On the issue about whether DHS facilities adhere to standards that protect detained LGBT immigrants, the Commission stated:

“The Commission finds that certain ICE facilities may not be fully adhering to PBDS 2011 standards that are specific to the LGBT detainee community.” (page 39)

On reports on whether DHS complies with the Prison Rape Elimination Act (PREA), an act designed to prevent the rape and sexual abuse of prisoners, the Commission had strong opnions on the subject. Here are few of their findings.

“The Commission finds that DHS lacks transparency regarding their contracts with private detention companies. This inhibits the assessment of proper implementation of PREA standards.” (page 79)

“The Commission finds that ICE CDFs lack accountability in complying with PREA inspection policies because such reports are not made publicly available.” (page 80)

”The Commission finds that DHS may not be providing detainees with adequate avenues to report sexual assault or abuse. Moreover, the Commission finds that DHS may be inadequately addressing staff misconduct with regards to sexual assault and abuse.” (page 89)

The Commission also found or were concerned that the constitutional rights of detained immigrants were being violated:

In response to DHS’ arguments that they hold immigrants in detention centers that are not like criminal jails, the Commission disagreed. They found that the person’s constitutional rights were violated because their conditions of confinement were more punitive than administrative.

“Therefore, the Commission finds evidence indicating that DHS and its component agencies and contractors detain undocumented immigrants in a manner inconsistent with civil detention and instead detain many undocumented immigrants like their criminal counterparts in violation of a detained immigrant’s Fifth Amendment Rights.” (page 106)

The Commission believed that many detained immigrants were being held under bail amounts that would be considered excessive i.e. too high.

The Commission also reported instances that DHS officials interfered with access to counsel, writing that “[evidence] indicates that federal employees are interfering with an attorney’s ability to represent clients.” (page 114)

“The federal government’s policies affecting a detained immigrant’s ability to obtain counsel may rise to a level where a court would find such practices to be inconsistent with the Fifth Amendment’s Due Process Clause.” (page 123)

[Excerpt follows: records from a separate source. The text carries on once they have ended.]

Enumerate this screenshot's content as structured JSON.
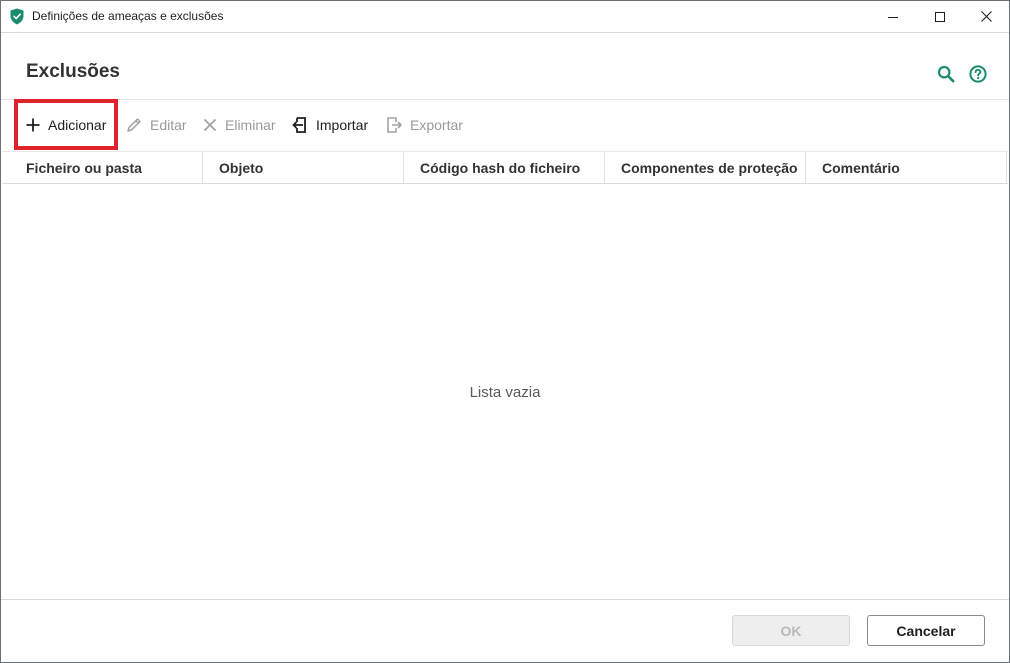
{
  "window": {
    "title": "Definições de ameaças e exclusões",
    "accent_color": "#1a8c6e"
  },
  "header": {
    "title": "Exclusões",
    "icons": [
      "search-icon",
      "help-icon"
    ]
  },
  "toolbar": {
    "add_label": "Adicionar",
    "edit_label": "Editar",
    "delete_label": "Eliminar",
    "import_label": "Importar",
    "export_label": "Exportar",
    "highlight_color": "#e0232b"
  },
  "table": {
    "columns": [
      "Ficheiro ou pasta",
      "Objeto",
      "Código hash do ficheiro",
      "Componentes de proteção",
      "Comentário"
    ],
    "rows": [],
    "empty_text": "Lista vazia"
  },
  "footer": {
    "ok_label": "OK",
    "cancel_label": "Cancelar"
  }
}
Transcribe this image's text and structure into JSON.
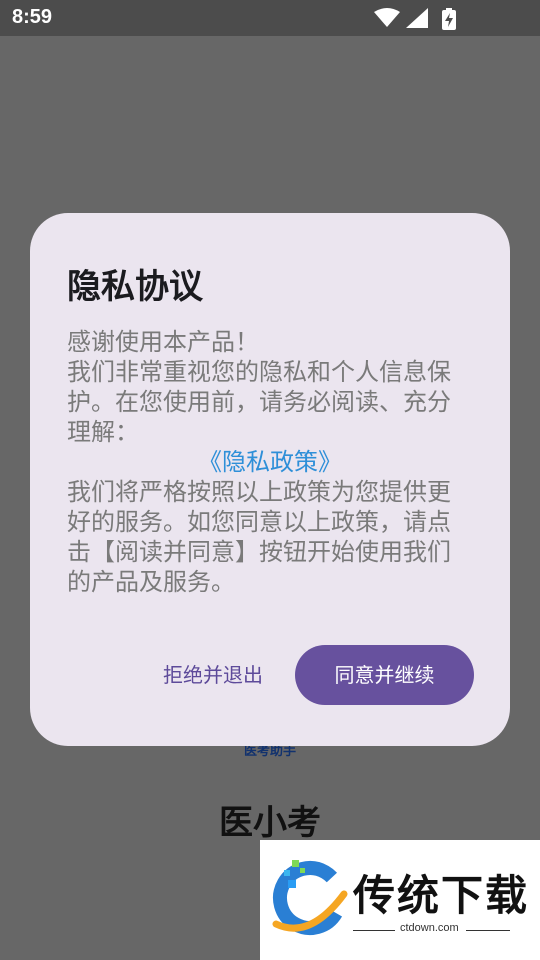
{
  "status_bar": {
    "time": "8:59"
  },
  "background": {
    "app_subtitle": "医考助手",
    "app_name": "医小考"
  },
  "dialog": {
    "title": "隐私协议",
    "intro_lines": [
      "感谢使用本产品！",
      "我们非常重视您的隐私和个人信息保护。在您使用前，请务必阅读、充分理解："
    ],
    "policy_link": "《隐私政策》",
    "closing": "我们将严格按照以上政策为您提供更好的服务。如您同意以上政策，请点击【阅读并同意】按钮开始使用我们的产品及服务。",
    "reject_label": "拒绝并退出",
    "accept_label": "同意并继续"
  },
  "watermark": {
    "name": "传统下载",
    "url": "ctdown.com"
  },
  "colors": {
    "accent": "#67519e",
    "link": "#2e8fd8",
    "dialog_bg": "#ebe5ef",
    "scrim": "#676767"
  }
}
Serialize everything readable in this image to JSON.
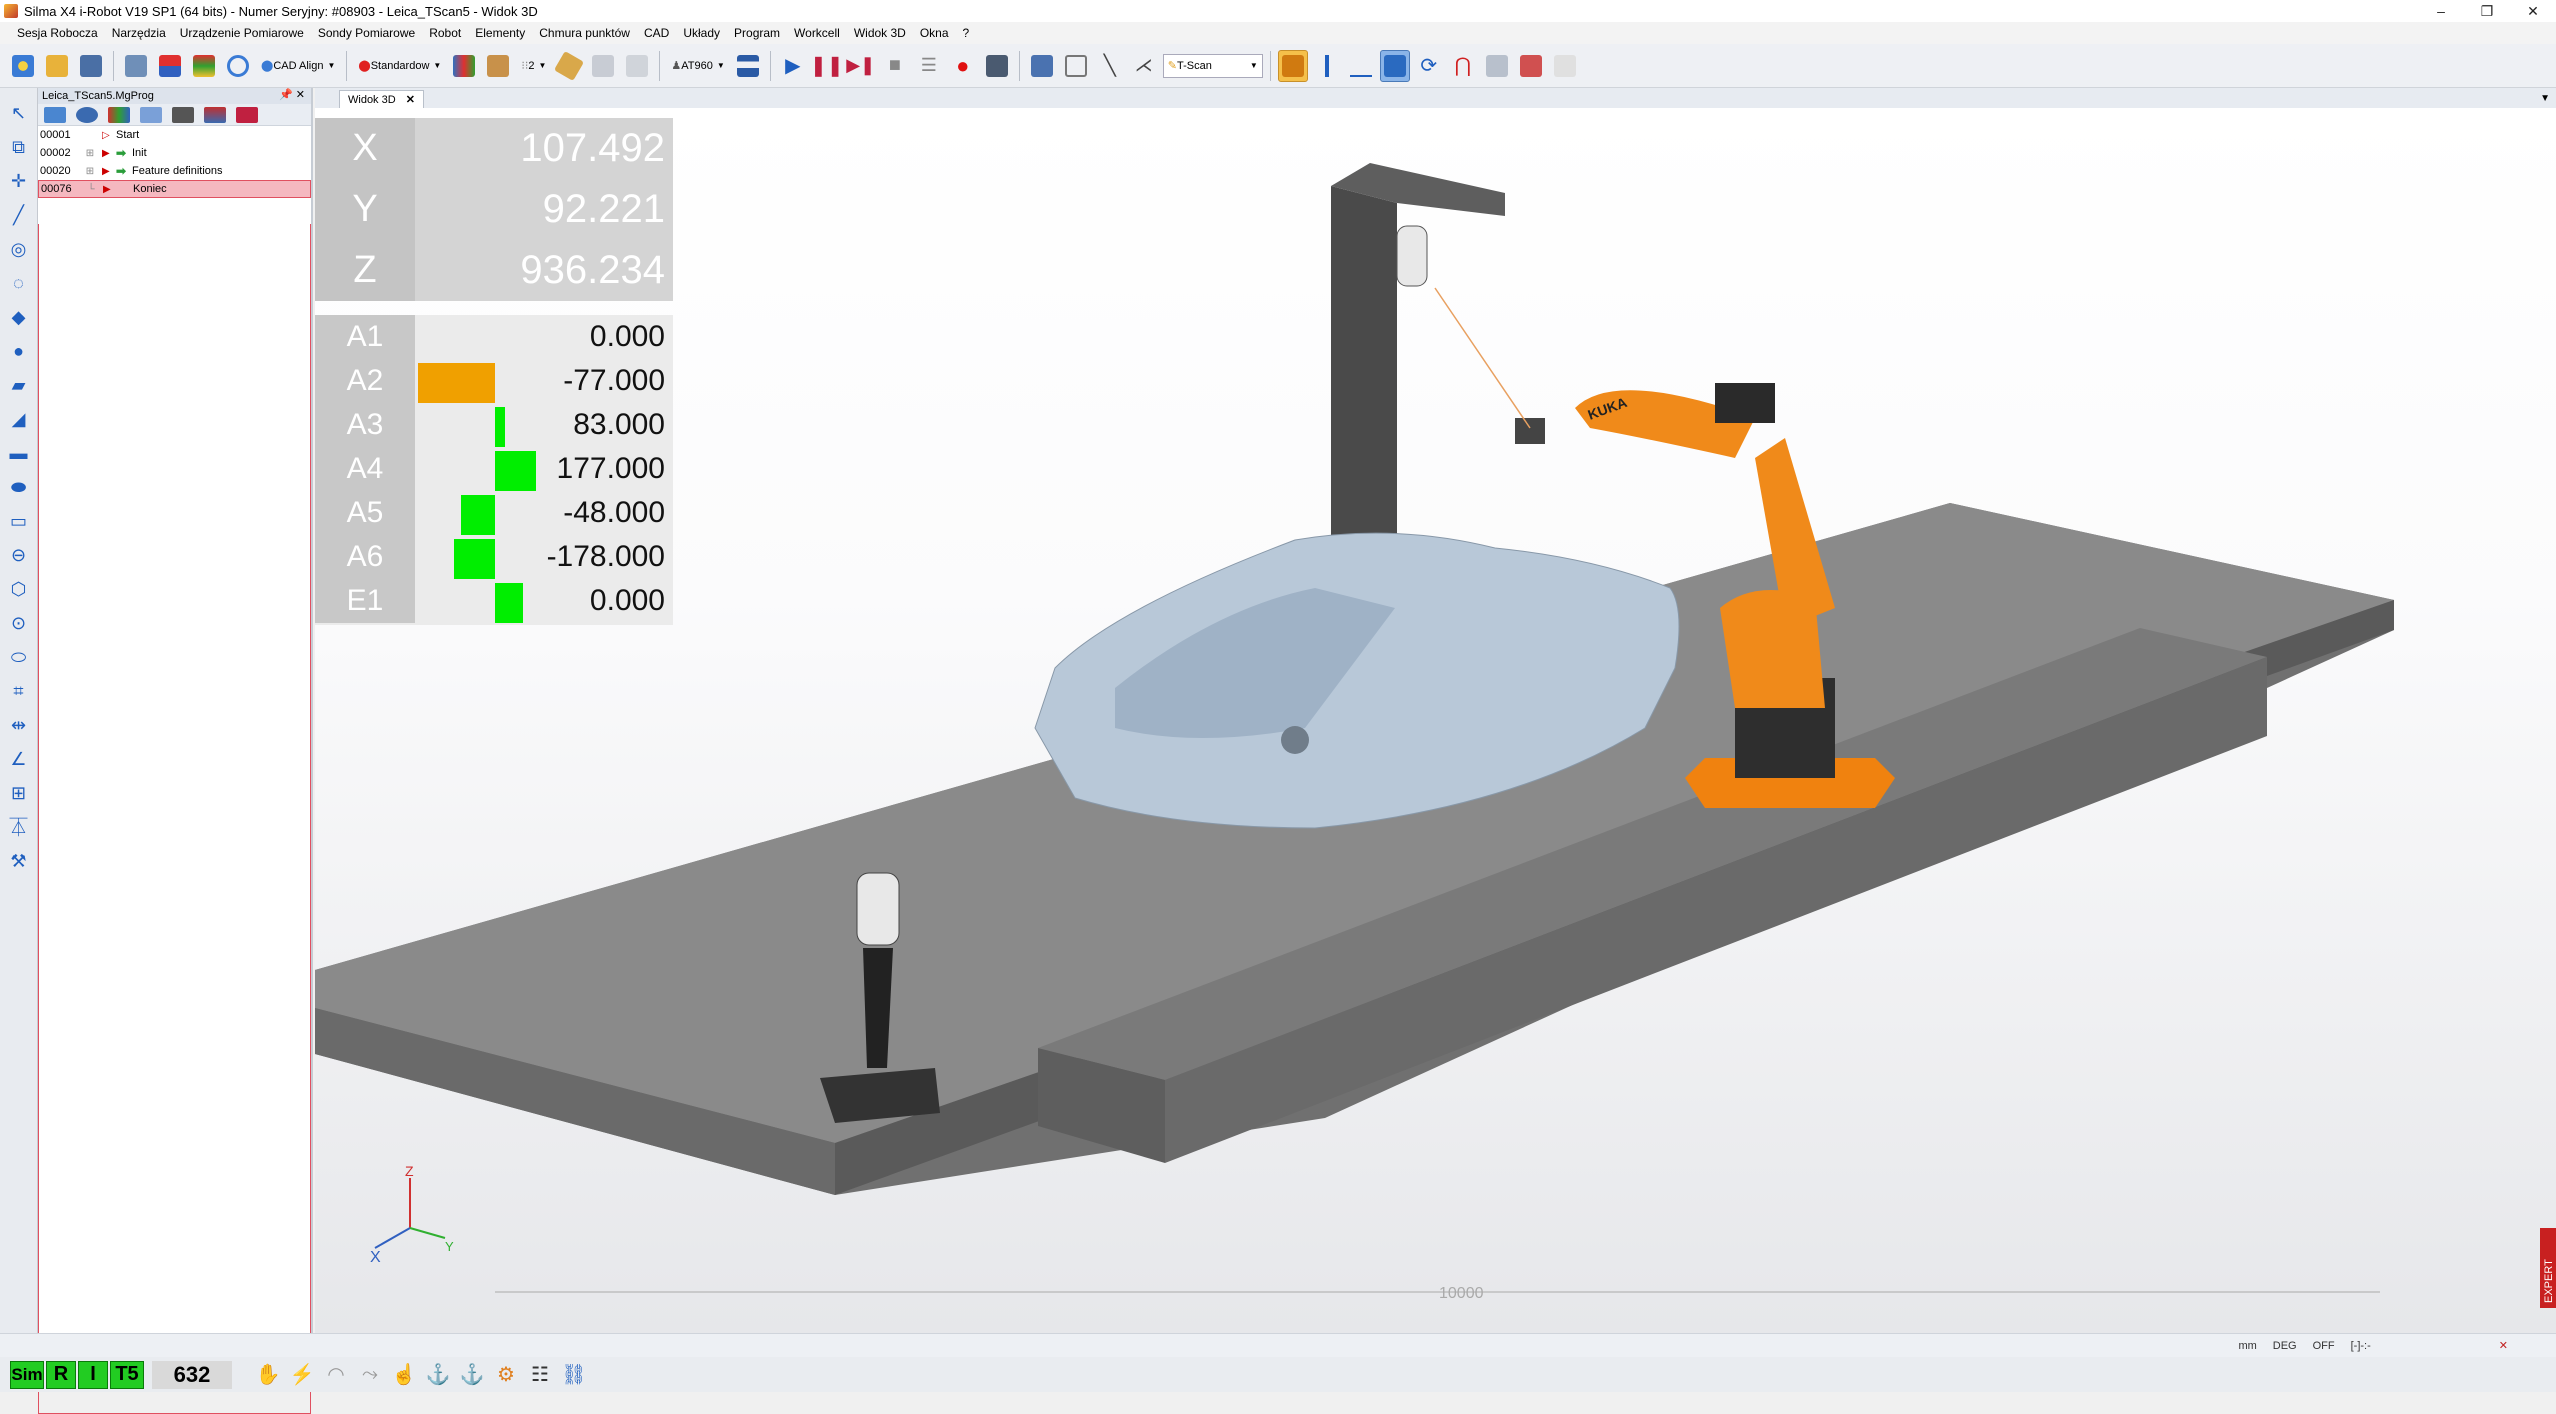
{
  "window": {
    "title": "Silma X4 i-Robot V19 SP1 (64 bits) - Numer Seryjny: #08903 - Leica_TScan5 - Widok 3D",
    "controls": [
      "–",
      "❐",
      "✕"
    ]
  },
  "menu": [
    "Sesja Robocza",
    "Narzędzia",
    "Urządzenie Pomiarowe",
    "Sondy Pomiarowe",
    "Robot",
    "Elementy",
    "Chmura punktów",
    "CAD",
    "Układy",
    "Program",
    "Workcell",
    "Widok 3D",
    "Okna",
    "?"
  ],
  "toolbar": {
    "cad_align": "CAD Align",
    "standard": "Standardow",
    "layers": "2",
    "tracker": "AT960",
    "probe": "T-Scan"
  },
  "program_panel": {
    "title": "Leica_TScan5.MgProg",
    "controls": "📌 ✕",
    "rows": [
      {
        "num": "00001",
        "label": "Start"
      },
      {
        "num": "00002",
        "label": "Init"
      },
      {
        "num": "00020",
        "label": "Feature definitions"
      },
      {
        "num": "00076",
        "label": "Koniec"
      }
    ]
  },
  "view": {
    "tab": "Widok 3D",
    "tab_close": "✕",
    "scale_label": "10000",
    "axis": {
      "x": "X",
      "y": "Y",
      "z": "Z"
    },
    "expert_badge": "EXPERT",
    "robot_brand": "KUKA"
  },
  "coordinates": {
    "x_label": "X",
    "x": "107.492",
    "y_label": "Y",
    "y": "92.221",
    "z_label": "Z",
    "z": "936.234"
  },
  "joints": [
    {
      "label": "A1",
      "value": "0.000",
      "bar_from": 0.48,
      "bar_to": 0.48,
      "color": "#f0a000"
    },
    {
      "label": "A2",
      "value": "-77.000",
      "bar_from": 0.01,
      "bar_to": 0.31,
      "color": "#f0a000"
    },
    {
      "label": "A3",
      "value": "83.000",
      "bar_from": 0.31,
      "bar_to": 0.35,
      "color": "#00ee00"
    },
    {
      "label": "A4",
      "value": "177.000",
      "bar_from": 0.31,
      "bar_to": 0.47,
      "color": "#00ee00"
    },
    {
      "label": "A5",
      "value": "-48.000",
      "bar_from": 0.18,
      "bar_to": 0.31,
      "color": "#00ee00"
    },
    {
      "label": "A6",
      "value": "-178.000",
      "bar_from": 0.15,
      "bar_to": 0.31,
      "color": "#00ee00"
    },
    {
      "label": "E1",
      "value": "0.000",
      "bar_from": 0.31,
      "bar_to": 0.42,
      "color": "#00ee00"
    }
  ],
  "status": {
    "units": "mm",
    "angle": "DEG",
    "state": "OFF",
    "coord": "[-]-:-"
  },
  "bottom": {
    "sim": "Sim",
    "r": "R",
    "i": "I",
    "t5": "T5",
    "counter": "632"
  }
}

The Commission found there was evidence that the government may be violating a detained immigrants’ rights to free exercise of religion. (page 123)

The Commission made several findings about the treatment of unaccompanied minors, finding evidence that DHS had violated several agreements relating to children’s detentions. Here are a few quotes:

“The Commission is concerned that federal agencies responsible for detaining children are not fully complying with FSA standards after analyzing the federal government’s actions in relation to the testimony, affidavits, Commission fact-finding visits, and reports that the Commission received. Although the affidavits contained above are only a sample of the entire detained migrant children population, they only compound the well documented evidence of abuse that occurs at certain federal immigration detention facilities.” (page 61)

“[T]he Commission is concerned that ORR is not complying with its staff educational requirements or providing detained children with adequate education.” (page 65)

Read the report here